It has often been said that absence makes the heart grow fonder.
This was certainly the case at the Pepsi Center in Denver Tuesday night, as the band Phish came back rejuvenated and refreshed after more than a two-and-a-half year hiatus. The band maintained a high energy level throughout the show and managed to create a nice balance between older crowd favorites and new songs from its December release, “Round Room.”
The show attendees also were in good spirits, as most of the sold-out crowd arrived early and stayed for the entire three-and-a-half hour performance.
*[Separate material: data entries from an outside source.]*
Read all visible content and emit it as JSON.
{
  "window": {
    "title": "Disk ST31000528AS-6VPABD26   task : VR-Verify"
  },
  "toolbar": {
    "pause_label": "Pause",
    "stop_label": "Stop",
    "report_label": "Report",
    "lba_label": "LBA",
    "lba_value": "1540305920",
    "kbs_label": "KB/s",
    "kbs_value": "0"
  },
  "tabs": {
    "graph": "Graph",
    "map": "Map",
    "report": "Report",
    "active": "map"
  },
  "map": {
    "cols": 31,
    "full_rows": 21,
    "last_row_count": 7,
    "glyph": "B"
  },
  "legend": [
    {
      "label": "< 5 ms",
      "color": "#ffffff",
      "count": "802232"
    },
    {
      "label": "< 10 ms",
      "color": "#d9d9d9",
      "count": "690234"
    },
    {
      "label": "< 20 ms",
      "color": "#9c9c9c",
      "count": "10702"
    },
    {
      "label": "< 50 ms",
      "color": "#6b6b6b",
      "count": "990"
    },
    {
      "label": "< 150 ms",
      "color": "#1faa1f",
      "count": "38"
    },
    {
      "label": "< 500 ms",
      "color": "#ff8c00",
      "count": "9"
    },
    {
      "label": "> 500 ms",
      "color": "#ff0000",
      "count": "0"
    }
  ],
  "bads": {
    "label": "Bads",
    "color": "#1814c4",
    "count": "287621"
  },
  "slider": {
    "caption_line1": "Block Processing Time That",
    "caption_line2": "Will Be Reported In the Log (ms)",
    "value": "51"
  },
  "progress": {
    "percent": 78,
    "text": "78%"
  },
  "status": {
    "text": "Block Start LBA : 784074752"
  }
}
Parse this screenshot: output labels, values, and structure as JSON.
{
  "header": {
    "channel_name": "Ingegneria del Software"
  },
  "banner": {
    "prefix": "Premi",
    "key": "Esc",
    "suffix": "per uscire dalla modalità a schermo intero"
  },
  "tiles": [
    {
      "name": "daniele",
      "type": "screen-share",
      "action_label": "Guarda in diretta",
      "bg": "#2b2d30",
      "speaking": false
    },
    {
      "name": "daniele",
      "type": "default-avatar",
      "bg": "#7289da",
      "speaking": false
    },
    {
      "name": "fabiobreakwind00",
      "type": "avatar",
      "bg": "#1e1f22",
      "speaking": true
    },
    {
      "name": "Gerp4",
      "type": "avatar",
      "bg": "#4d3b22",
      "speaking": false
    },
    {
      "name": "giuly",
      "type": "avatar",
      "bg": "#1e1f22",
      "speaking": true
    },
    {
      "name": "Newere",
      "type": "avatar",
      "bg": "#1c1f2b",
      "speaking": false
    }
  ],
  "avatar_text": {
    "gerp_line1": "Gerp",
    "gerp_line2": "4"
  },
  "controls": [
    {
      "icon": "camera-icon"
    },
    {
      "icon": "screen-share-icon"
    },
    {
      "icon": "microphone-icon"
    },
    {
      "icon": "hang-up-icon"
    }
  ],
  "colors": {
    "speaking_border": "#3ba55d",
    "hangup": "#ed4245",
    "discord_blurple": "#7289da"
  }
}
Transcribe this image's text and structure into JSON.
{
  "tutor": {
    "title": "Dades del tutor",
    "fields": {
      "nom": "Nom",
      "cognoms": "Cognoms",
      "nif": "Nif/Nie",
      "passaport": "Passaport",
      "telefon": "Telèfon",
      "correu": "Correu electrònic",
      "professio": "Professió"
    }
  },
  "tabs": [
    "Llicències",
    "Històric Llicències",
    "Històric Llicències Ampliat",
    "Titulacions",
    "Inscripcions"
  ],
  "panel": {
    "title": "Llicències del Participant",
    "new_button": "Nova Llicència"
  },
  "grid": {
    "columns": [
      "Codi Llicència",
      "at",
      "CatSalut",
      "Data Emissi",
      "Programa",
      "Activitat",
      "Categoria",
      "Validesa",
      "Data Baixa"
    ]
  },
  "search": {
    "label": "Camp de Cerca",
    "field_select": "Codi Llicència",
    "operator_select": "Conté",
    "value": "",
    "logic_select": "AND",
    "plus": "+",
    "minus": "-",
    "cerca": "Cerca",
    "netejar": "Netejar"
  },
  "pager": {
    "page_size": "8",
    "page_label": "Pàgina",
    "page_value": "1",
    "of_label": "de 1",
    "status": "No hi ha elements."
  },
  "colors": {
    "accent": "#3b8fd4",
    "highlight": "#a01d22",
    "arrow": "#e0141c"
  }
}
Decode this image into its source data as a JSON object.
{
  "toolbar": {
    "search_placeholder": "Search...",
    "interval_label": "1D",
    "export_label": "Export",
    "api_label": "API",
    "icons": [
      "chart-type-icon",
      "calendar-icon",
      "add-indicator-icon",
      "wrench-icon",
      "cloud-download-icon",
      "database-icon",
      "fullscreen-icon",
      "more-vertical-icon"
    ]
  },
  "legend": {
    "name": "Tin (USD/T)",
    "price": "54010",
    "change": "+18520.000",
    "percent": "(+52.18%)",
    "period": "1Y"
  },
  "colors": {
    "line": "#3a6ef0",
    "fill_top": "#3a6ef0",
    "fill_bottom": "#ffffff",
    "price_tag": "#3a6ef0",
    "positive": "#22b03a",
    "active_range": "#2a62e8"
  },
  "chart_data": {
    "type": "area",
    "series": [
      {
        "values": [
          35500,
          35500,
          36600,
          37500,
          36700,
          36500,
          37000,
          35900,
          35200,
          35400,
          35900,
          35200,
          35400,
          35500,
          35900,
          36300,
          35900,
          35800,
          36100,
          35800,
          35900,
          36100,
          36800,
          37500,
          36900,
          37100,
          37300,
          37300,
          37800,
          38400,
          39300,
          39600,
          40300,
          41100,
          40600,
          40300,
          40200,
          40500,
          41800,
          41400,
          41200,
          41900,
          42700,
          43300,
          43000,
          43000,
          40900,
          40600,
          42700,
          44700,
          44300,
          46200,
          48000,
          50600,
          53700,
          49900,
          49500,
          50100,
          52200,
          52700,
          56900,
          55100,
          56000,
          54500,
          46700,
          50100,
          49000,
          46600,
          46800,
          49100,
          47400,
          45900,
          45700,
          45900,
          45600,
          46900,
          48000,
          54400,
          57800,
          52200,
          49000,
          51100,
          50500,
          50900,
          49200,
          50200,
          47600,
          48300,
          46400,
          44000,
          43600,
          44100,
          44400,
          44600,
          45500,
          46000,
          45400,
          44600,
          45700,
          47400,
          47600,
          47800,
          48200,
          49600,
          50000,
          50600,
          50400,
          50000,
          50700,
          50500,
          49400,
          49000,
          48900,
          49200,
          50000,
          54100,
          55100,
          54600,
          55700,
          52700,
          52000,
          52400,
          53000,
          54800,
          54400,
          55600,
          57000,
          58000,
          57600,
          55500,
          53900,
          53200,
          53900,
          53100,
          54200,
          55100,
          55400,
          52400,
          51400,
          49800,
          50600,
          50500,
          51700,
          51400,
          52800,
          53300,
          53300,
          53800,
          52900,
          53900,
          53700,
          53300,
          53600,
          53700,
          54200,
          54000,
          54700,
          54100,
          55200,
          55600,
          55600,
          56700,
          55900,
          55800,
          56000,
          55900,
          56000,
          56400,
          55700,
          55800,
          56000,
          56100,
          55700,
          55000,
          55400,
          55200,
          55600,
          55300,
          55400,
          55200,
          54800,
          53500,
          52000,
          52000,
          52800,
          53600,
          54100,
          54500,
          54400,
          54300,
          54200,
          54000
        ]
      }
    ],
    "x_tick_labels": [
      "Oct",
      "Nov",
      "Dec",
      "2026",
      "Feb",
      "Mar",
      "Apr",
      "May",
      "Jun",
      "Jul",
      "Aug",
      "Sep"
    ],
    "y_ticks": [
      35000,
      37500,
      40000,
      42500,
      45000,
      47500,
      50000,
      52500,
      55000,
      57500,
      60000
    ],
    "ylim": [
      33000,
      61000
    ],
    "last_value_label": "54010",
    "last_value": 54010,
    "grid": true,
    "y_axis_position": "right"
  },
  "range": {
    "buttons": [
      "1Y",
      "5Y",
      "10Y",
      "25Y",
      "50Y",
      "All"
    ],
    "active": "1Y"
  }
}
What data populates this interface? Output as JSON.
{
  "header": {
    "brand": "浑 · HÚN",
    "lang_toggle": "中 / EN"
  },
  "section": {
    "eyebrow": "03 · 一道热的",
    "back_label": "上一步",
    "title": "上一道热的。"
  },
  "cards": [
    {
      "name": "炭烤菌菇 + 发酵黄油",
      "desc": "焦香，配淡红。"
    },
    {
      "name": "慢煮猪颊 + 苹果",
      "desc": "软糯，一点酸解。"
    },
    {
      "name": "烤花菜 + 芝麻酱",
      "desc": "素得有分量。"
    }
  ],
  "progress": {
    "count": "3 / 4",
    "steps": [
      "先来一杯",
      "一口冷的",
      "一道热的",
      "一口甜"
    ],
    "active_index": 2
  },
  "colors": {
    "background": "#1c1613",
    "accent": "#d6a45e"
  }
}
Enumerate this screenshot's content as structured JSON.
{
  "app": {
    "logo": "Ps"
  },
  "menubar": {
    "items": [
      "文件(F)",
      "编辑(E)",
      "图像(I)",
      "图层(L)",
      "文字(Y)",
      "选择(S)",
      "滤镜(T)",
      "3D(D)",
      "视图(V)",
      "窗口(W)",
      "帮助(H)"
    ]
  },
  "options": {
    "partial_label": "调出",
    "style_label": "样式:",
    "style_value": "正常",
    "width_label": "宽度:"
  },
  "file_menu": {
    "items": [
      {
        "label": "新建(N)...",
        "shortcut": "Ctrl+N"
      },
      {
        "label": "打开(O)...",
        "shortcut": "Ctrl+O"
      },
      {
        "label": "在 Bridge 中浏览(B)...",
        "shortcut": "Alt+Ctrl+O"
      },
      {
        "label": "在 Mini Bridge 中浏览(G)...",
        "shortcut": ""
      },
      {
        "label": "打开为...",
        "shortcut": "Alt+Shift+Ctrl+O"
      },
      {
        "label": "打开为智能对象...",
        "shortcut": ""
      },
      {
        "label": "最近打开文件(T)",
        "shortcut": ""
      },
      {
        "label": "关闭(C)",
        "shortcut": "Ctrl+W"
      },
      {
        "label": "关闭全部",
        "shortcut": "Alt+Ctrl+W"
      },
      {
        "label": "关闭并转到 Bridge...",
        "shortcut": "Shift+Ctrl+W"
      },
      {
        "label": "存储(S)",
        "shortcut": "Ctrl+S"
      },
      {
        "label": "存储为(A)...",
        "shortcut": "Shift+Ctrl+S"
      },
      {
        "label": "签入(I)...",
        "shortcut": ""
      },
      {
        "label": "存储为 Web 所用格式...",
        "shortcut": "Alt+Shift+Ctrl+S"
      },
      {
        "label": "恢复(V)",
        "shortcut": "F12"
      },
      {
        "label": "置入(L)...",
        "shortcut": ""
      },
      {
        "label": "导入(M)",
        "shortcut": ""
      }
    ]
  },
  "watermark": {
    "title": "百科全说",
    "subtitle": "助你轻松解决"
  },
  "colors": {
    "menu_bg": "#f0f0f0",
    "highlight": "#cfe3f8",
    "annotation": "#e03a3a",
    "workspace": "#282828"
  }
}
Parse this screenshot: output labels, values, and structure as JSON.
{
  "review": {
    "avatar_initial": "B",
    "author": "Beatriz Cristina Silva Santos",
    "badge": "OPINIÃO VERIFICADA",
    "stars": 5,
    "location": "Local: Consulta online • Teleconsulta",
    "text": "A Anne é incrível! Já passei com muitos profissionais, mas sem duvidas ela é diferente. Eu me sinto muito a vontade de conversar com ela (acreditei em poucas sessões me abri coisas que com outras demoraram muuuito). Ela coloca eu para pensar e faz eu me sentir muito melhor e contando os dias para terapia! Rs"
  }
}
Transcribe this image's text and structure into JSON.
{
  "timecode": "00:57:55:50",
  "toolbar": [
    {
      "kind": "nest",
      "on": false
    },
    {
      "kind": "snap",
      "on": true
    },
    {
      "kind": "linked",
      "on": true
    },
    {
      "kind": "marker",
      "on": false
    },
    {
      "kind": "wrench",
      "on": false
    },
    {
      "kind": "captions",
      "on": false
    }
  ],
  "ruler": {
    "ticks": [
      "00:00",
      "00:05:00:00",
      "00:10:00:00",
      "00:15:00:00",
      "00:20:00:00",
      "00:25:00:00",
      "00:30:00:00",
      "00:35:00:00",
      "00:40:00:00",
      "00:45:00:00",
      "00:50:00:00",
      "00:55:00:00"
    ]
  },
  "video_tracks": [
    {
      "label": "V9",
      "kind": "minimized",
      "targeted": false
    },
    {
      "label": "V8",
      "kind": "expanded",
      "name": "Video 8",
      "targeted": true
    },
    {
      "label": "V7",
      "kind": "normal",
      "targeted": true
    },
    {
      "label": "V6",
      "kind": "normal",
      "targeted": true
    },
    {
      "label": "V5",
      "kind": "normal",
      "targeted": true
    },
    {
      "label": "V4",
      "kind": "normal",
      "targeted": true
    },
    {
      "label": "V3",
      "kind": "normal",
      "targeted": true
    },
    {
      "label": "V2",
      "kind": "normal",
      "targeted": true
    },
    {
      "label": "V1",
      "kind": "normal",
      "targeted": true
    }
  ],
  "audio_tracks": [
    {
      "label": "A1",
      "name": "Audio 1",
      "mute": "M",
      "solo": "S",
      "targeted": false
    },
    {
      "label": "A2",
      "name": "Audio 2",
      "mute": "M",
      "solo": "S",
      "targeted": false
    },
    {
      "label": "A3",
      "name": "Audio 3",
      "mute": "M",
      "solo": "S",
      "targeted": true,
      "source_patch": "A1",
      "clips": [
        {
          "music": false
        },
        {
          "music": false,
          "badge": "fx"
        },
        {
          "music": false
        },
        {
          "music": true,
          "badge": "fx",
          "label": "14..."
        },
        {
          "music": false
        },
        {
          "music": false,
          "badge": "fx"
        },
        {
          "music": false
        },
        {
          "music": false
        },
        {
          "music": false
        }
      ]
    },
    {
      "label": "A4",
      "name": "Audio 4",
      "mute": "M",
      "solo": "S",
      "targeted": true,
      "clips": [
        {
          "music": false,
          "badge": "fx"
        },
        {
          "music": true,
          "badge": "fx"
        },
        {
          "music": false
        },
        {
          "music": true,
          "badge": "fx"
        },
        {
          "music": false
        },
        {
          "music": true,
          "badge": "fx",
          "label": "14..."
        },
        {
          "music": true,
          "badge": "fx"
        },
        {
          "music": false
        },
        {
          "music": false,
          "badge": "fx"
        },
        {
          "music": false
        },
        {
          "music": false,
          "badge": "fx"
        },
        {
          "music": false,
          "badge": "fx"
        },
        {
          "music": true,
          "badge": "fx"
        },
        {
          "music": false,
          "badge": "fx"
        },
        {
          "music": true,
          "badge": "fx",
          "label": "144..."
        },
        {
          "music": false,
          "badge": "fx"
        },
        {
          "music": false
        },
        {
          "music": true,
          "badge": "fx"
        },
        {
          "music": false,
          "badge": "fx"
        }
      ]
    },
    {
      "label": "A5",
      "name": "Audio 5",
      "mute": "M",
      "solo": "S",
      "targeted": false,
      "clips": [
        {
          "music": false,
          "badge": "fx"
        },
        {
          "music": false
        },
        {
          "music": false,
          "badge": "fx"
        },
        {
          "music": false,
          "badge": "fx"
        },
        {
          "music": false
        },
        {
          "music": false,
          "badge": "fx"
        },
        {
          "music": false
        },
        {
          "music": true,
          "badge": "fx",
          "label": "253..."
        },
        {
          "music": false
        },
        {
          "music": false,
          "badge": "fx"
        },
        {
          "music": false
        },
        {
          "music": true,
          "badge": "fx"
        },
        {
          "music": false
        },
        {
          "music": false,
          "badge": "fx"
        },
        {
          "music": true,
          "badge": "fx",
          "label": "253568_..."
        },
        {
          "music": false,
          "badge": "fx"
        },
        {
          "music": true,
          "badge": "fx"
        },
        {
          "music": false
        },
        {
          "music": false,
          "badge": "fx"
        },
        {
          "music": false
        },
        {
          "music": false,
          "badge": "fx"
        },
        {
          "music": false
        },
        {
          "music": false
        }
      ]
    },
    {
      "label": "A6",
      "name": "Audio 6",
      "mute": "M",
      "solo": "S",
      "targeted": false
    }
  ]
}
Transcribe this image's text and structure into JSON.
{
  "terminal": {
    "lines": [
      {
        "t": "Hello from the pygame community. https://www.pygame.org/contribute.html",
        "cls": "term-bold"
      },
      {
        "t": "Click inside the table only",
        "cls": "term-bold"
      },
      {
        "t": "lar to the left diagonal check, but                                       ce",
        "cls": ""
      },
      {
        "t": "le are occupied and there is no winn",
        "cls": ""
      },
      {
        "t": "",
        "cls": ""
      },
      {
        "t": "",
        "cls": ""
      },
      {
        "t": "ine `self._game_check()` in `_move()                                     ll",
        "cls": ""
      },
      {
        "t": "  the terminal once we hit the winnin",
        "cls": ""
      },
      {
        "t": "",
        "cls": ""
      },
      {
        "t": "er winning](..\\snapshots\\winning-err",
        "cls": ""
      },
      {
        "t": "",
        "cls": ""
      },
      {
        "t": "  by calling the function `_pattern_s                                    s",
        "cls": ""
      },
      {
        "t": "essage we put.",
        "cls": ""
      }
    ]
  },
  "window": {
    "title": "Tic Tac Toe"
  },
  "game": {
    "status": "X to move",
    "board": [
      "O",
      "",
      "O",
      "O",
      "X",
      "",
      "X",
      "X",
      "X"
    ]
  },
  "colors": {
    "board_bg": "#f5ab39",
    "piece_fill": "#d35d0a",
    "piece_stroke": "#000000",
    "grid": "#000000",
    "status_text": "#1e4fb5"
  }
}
The highlight of the show was the performance of what many would consider Phish’s signature song, “You Enjoy Myself.” The song was played with a looseness and excitement that wasn’t present in September 2000, the last time Phish came to Denver. It ended with an extravagant light show and segued into an a cappella version of “The Lion Sleeps Tonight,” an early 1960s hit for the Tokens.
Other strong parts of the show included the upbeat funk of “Birds of a Feather” and the structured commotion of “The Divided Sky,” but the band at times seemed hesitant to fully explore the full musical pallet its obvious talent would allow. The set opener, “Runaway Jim,” is often used as a start-off for wild musical exploration, yet it seemed somewhat restrained on Tuesday.
Still, the band showed little rust after the long hiatus. The members, bassist Mike Gordon, guitarist Trey Anastasio, drummer Jon Fishman and keyboardist Page McConnell, stepped right back into their roles after pursuing other projects during the break.
A bonus for Tuesday’s attendees was the first two-song encore of the winter tour. The band concluded the show with the fast reggae of “NICU” and the goofy “Mexican Cousin,” a song from the new album. While both are solid songs and were played well, the concert’s ending was somewhat anti-climatic, as neither song had the bang with which the band usually ends its shows.
Another bonus for fans is that the band is offering fans a chance to download entire performances from the winter tour, all of which would be available within 48 hours of the performance. The songs can be downloaded from www.livephish.com at a price of $12 for MP3s and $15 for Shorten, a higher-quality format.
Phish has, since the band’s beginning, allowed the audience to tape and trade its shows for free. The downloaded performances will be better quality than bootlegged copies, and the idea is another example of Phish’s dedication to its fans.
Tuesday’s show, while not the most inventive show to date, was filled with energy and strong performances. Most fans left with the feeling that a long lost friend had finally come home.